3 Reasons Why Makeup For Men Is A Good Idea
I sit here at my desk contemplating something I thought I never would – makeup for men. Makeup is a word that feels exclusive to females on a subconscious level. It’s a word that feels as though it personifies femininity. Maybe it feels easier to put things into defined categories. Blue is for boys and pink is for girls. Makeup is for women and face shaving gel is for men.
So then, why is makeup for men a good idea?
Moments of insecurity happen to all of us and they are most definitely gender indiscriminate. My own personal story is one that involved a severe allergic reaction that affected the area around the eyes that took several weeks to return to normal.

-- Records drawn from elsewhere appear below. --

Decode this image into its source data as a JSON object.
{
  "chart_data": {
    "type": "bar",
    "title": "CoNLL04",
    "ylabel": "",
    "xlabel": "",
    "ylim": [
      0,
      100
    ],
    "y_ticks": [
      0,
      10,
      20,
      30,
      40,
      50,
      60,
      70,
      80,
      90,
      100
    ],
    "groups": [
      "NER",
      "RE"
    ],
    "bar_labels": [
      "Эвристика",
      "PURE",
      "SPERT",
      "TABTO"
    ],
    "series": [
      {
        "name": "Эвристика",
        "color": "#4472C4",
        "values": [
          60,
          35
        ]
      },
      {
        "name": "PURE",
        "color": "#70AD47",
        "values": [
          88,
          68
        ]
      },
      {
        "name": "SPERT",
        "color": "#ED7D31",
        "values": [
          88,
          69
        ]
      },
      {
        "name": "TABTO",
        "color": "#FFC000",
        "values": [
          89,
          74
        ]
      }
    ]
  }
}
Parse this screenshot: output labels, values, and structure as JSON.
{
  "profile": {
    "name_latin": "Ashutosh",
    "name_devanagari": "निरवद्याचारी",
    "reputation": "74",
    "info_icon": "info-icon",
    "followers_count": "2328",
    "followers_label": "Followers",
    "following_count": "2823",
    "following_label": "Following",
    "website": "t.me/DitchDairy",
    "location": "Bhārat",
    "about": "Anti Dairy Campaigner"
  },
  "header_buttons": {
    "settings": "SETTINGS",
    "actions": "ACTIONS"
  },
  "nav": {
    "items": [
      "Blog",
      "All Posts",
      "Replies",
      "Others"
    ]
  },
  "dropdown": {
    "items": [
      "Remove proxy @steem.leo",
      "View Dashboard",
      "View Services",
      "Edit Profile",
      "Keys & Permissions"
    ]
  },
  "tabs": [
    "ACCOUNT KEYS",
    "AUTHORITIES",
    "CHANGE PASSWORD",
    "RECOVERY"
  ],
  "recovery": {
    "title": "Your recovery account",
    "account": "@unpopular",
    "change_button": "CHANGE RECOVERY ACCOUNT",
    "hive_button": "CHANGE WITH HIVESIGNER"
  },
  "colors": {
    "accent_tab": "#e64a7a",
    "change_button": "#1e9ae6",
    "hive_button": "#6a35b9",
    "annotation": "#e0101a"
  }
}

During this period, my condition attracted the following comments from both family and colleagues: “You look tired” or “Is everything OK?” and my personal favourite just had to be “You look different.” You can imagine that these types of comments will make any confident man question himself. Actually, for the first time in years I felt a sense of raw insecurity over something I couldn’t control. It was for this very reason that led me to starting my colour cosmetics company Sons of Adonis (www.sonsofaodnis.com), to give men a choice and take back control over their own personal sense of confidence.
It’s Nothing New
In the 21st Century, makeup for men is often touted as a new trend, when in actual fact men have been wearing makeup for thousands of years. It was widely used by both genders for millennia from around 4000 BCE where Egyptian men would commonly use eye liner makeup in the shape of elaborate cat eye designs to symbolise wealth and power. There are many online articles that cover this in more detail, but the point is that throughout human history there are many instances in a number of civilisations where makeup was seen as a way to enhance masculinity.
The turning point can be traced back to the reign of Queen Victoria I where she formally denounced the use of makeup as “vulgar” and “impolite.” It was during this period where the ridicule of men wearing makeup began, which lead to the regression of its use, particularly by males. This was in part due to royal opinions but religious influences also had a part to play where makeup was considered to be the “work of the devil.”
As we reached the 20th Century, gender roles became more defined and makeup was largely seen as a woman’s only endeavour. However, it feels as though in the 21st Century things are starting to go full circle as people largely begin to think more flexibly about gender roles and in turn are becoming more accepting of the idea of men wearing makeup.
Freedom of Choice
Freedom of choice is the right of individuals to determine their own actions. When I was looking for a concealer for myself, subconsciously it felt as though society had made that choice for me. I almost felt guilty when I’d made the decision to buy a concealer, which in hindsight is a testament to the impact of social conditioning. The powerful marketing of makeup by retailers made it seem like this was a product predominately for females.
It was this very moment whilst standing in the shop that I’d decided things needed to change. By creating good quality colour cosmetics we are simply giving men the opportunity to make that choice for themselves. Whilst it is true that a number of men will view this as a form of emasculation, a growing amount of evidence shows that this is changing. According to a YouGov survey, 1 in 20 British men admit to wearing makeup which is a trend that is expected to grow over the next few years.